## Exercise prompt:
Copy all lines holding the word "data" from the entries.

-- Opening Marker --

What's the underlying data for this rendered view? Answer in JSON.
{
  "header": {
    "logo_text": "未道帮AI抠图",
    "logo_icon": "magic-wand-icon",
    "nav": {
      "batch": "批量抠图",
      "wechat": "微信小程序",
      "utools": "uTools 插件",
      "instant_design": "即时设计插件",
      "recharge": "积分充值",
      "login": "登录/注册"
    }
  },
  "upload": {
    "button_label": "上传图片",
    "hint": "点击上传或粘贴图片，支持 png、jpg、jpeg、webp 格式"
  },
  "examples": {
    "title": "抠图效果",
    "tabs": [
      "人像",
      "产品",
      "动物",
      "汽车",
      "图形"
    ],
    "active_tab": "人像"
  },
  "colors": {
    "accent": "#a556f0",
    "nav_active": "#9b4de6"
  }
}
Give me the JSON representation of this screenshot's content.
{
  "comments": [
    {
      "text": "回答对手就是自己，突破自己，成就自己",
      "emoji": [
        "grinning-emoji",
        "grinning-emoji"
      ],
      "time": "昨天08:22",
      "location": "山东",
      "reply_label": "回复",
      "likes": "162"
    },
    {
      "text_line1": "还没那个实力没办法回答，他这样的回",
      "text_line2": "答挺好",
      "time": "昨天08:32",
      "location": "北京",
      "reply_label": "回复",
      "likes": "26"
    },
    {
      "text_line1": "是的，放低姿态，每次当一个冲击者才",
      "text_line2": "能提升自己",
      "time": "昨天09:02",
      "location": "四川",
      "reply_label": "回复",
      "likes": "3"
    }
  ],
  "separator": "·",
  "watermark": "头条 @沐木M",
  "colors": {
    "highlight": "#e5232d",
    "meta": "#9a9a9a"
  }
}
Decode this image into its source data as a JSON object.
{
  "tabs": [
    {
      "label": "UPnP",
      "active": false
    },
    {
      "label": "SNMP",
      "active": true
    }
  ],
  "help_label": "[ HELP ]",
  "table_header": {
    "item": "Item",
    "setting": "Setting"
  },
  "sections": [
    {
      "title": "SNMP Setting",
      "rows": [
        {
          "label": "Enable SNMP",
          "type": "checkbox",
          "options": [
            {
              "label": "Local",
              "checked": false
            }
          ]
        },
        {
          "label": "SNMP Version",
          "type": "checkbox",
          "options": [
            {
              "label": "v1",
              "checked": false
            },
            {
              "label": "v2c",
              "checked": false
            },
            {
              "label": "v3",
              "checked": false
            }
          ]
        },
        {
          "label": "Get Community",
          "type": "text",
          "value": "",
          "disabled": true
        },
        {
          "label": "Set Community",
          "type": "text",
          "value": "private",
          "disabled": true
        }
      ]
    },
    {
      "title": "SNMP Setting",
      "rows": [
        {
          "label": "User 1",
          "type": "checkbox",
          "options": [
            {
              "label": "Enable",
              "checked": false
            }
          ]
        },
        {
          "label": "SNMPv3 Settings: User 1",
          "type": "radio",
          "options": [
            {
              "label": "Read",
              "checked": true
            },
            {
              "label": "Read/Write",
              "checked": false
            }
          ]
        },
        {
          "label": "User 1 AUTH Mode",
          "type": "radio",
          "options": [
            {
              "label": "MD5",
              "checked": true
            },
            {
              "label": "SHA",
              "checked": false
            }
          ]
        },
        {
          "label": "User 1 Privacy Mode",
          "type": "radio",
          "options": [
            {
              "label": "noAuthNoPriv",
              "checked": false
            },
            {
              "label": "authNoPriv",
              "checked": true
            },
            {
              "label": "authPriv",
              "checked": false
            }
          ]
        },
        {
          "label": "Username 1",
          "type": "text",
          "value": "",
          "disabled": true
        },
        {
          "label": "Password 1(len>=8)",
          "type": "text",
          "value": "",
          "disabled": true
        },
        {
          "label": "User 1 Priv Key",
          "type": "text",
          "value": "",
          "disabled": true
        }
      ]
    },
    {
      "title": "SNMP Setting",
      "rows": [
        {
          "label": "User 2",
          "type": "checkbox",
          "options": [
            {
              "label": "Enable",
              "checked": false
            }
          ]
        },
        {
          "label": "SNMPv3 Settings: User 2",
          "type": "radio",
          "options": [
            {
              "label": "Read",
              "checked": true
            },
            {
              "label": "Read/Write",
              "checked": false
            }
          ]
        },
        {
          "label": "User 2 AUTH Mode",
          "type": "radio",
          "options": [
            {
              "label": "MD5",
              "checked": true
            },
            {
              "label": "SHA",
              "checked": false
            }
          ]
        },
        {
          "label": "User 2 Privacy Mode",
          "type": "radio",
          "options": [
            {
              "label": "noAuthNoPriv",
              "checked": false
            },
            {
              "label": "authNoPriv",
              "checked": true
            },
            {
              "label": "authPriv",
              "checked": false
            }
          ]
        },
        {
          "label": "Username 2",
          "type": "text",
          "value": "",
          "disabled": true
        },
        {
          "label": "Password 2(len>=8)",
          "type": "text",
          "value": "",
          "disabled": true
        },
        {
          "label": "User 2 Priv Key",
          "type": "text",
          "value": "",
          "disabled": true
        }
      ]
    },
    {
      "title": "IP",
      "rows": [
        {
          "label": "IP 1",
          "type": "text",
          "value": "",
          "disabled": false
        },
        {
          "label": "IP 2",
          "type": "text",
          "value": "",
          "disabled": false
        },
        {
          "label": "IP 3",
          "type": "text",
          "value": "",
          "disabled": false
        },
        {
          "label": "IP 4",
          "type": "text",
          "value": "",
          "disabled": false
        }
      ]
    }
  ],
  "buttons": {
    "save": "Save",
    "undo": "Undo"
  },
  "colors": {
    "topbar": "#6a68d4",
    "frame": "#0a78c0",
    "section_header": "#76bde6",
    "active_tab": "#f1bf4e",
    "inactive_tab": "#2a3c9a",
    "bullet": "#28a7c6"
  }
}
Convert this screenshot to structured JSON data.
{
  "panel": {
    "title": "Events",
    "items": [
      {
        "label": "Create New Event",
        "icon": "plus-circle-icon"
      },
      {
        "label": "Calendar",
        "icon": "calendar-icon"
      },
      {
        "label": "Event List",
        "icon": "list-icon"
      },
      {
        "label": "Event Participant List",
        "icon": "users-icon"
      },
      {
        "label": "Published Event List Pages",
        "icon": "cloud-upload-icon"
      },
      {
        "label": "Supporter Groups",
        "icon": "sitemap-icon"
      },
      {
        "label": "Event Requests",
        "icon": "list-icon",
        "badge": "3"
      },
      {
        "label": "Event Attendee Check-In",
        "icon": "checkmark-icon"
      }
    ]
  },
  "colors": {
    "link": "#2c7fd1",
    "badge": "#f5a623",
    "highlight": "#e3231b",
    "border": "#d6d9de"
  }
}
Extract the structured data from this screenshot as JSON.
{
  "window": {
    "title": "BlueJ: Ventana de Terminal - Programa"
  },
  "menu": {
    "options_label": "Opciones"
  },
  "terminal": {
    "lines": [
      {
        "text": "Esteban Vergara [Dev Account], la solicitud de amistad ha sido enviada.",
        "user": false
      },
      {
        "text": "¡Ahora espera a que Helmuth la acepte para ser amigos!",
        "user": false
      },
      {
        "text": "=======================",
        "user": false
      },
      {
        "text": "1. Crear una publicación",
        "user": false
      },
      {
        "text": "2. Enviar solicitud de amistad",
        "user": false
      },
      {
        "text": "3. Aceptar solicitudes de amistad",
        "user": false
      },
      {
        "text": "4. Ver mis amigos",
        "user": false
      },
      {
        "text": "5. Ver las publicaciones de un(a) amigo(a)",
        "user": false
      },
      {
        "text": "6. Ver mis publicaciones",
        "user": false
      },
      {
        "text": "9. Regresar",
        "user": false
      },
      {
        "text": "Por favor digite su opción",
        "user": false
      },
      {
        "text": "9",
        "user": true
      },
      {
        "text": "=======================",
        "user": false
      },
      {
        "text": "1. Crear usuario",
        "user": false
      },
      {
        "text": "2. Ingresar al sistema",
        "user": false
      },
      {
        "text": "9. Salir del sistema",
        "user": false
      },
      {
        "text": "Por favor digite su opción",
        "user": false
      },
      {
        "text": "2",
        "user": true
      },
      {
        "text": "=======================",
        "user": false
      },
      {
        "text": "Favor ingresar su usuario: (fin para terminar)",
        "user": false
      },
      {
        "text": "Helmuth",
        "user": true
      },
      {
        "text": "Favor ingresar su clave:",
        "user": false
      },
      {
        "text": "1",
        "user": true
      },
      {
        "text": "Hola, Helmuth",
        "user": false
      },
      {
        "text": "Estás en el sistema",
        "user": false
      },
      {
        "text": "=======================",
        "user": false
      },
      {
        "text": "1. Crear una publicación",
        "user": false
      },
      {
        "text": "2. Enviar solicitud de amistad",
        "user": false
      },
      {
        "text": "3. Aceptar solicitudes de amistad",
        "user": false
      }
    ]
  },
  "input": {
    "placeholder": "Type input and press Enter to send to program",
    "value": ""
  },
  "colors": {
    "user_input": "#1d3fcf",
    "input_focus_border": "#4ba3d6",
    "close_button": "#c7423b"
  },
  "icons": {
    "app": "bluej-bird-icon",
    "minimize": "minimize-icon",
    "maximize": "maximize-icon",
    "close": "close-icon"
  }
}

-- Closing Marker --

## Task response:
What's the underlying data for this rendered view? Answer in JSON.
Decode this image into its source data as a JSON object.
Convert this screenshot to structured JSON data.
Extract the structured data from this screenshot as JSON.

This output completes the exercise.